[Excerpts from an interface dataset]
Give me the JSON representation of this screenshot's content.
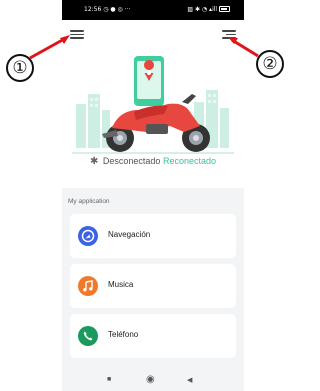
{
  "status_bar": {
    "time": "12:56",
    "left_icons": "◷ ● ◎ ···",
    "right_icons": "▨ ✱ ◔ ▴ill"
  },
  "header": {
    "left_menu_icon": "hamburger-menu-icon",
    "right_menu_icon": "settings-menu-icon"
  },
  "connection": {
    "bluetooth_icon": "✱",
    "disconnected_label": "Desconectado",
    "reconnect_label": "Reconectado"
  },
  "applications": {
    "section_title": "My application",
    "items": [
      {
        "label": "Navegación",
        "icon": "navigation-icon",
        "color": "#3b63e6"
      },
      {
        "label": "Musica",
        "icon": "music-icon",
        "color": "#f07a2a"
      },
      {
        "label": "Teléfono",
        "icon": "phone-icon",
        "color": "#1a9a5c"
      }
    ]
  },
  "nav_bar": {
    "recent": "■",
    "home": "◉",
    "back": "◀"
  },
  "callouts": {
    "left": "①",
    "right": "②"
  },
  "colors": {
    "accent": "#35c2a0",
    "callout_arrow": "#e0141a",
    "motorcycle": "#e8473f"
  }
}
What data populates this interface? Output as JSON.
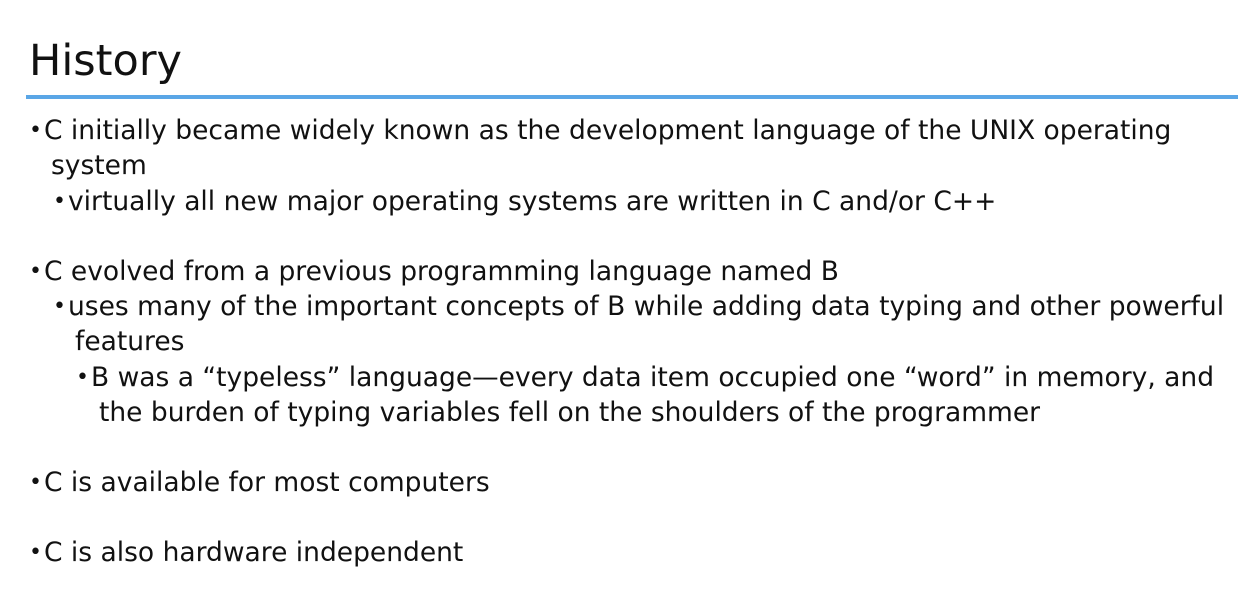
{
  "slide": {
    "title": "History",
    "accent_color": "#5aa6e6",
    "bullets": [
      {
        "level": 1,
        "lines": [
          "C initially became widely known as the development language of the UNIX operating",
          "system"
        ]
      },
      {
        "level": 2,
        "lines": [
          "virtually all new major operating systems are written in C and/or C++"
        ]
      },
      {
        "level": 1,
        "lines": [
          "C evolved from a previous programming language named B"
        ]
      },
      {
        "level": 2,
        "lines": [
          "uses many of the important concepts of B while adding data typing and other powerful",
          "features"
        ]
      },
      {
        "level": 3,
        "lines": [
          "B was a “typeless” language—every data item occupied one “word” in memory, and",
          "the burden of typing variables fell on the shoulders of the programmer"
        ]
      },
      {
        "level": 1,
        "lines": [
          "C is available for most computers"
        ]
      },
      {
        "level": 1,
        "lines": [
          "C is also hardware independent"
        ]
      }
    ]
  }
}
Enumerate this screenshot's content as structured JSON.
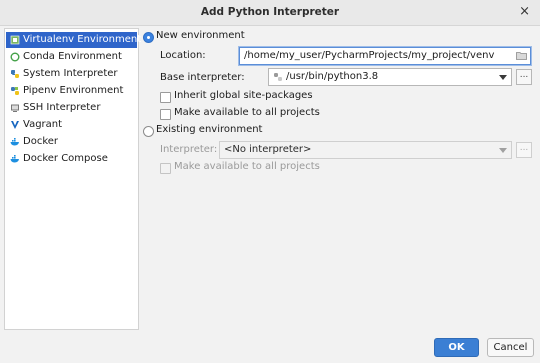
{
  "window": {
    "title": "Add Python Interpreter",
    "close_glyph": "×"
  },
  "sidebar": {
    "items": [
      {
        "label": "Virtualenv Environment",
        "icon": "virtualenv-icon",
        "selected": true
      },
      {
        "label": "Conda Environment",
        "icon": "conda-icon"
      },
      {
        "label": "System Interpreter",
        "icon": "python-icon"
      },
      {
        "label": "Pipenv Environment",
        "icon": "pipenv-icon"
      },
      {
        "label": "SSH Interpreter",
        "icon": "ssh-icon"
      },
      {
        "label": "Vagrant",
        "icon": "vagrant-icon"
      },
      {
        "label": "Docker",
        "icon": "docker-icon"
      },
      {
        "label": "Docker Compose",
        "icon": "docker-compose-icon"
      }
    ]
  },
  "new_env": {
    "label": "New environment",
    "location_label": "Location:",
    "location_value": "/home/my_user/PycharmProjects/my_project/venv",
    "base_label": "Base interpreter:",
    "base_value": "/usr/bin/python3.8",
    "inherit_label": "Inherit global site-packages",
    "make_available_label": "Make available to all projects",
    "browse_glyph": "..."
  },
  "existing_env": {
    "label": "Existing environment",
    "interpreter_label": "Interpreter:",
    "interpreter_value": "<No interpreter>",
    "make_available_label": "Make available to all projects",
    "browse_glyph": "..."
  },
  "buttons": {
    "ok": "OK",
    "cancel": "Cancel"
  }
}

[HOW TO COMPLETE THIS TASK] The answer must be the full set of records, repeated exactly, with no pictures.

[TASK RESULT]
Give me the JSON representation of this screenshot's content.
{
  "status_bar": {
    "time": "12:56",
    "left_icons": "◷ ● ◎ ···",
    "right_icons": "▨ ✱ ◔ ▴ill"
  },
  "header": {
    "left_menu_icon": "hamburger-menu-icon",
    "right_menu_icon": "settings-menu-icon"
  },
  "connection": {
    "bluetooth_icon": "✱",
    "disconnected_label": "Desconectado",
    "reconnect_label": "Reconectado"
  },
  "applications": {
    "section_title": "My application",
    "items": [
      {
        "label": "Navegación",
        "icon": "navigation-icon",
        "color": "#3b63e6"
      },
      {
        "label": "Musica",
        "icon": "music-icon",
        "color": "#f07a2a"
      },
      {
        "label": "Teléfono",
        "icon": "phone-icon",
        "color": "#1a9a5c"
      }
    ]
  },
  "nav_bar": {
    "recent": "■",
    "home": "◉",
    "back": "◀"
  },
  "callouts": {
    "left": "①",
    "right": "②"
  },
  "colors": {
    "accent": "#35c2a0",
    "callout_arrow": "#e0141a",
    "motorcycle": "#e8473f"
  }
}
What data populates this interface? Output as JSON.
{
  "slide": {
    "title": "History",
    "accent_color": "#5aa6e6",
    "bullets": [
      {
        "level": 1,
        "lines": [
          "C initially became widely known as the development language of the UNIX operating",
          "system"
        ]
      },
      {
        "level": 2,
        "lines": [
          "virtually all new major operating systems are written in C and/or C++"
        ]
      },
      {
        "level": 1,
        "lines": [
          "C evolved from a previous programming language named B"
        ]
      },
      {
        "level": 2,
        "lines": [
          "uses many of the important concepts of B while adding data typing and other powerful",
          "features"
        ]
      },
      {
        "level": 3,
        "lines": [
          "B was a “typeless” language—every data item occupied one “word” in memory, and",
          "the burden of typing variables fell on the shoulders of the programmer"
        ]
      },
      {
        "level": 1,
        "lines": [
          "C is available for most computers"
        ]
      },
      {
        "level": 1,
        "lines": [
          "C is also hardware independent"
        ]
      }
    ]
  }
}
Enumerate this screenshot's content as structured JSON.
{
  "window": {
    "title": "Add Python Interpreter",
    "close_glyph": "×"
  },
  "sidebar": {
    "items": [
      {
        "label": "Virtualenv Environment",
        "icon": "virtualenv-icon",
        "selected": true
      },
      {
        "label": "Conda Environment",
        "icon": "conda-icon"
      },
      {
        "label": "System Interpreter",
        "icon": "python-icon"
      },
      {
        "label": "Pipenv Environment",
        "icon": "pipenv-icon"
      },
      {
        "label": "SSH Interpreter",
        "icon": "ssh-icon"
      },
      {
        "label": "Vagrant",
        "icon": "vagrant-icon"
      },
      {
        "label": "Docker",
        "icon": "docker-icon"
      },
      {
        "label": "Docker Compose",
        "icon": "docker-compose-icon"
      }
    ]
  },
  "new_env": {
    "label": "New environment",
    "location_label": "Location:",
    "location_value": "/home/my_user/PycharmProjects/my_project/venv",
    "base_label": "Base interpreter:",
    "base_value": "/usr/bin/python3.8",
    "inherit_label": "Inherit global site-packages",
    "make_available_label": "Make available to all projects",
    "browse_glyph": "..."
  },
  "existing_env": {
    "label": "Existing environment",
    "interpreter_label": "Interpreter:",
    "interpreter_value": "<No interpreter>",
    "make_available_label": "Make available to all projects",
    "browse_glyph": "..."
  },
  "buttons": {
    "ok": "OK",
    "cancel": "Cancel"
  }
}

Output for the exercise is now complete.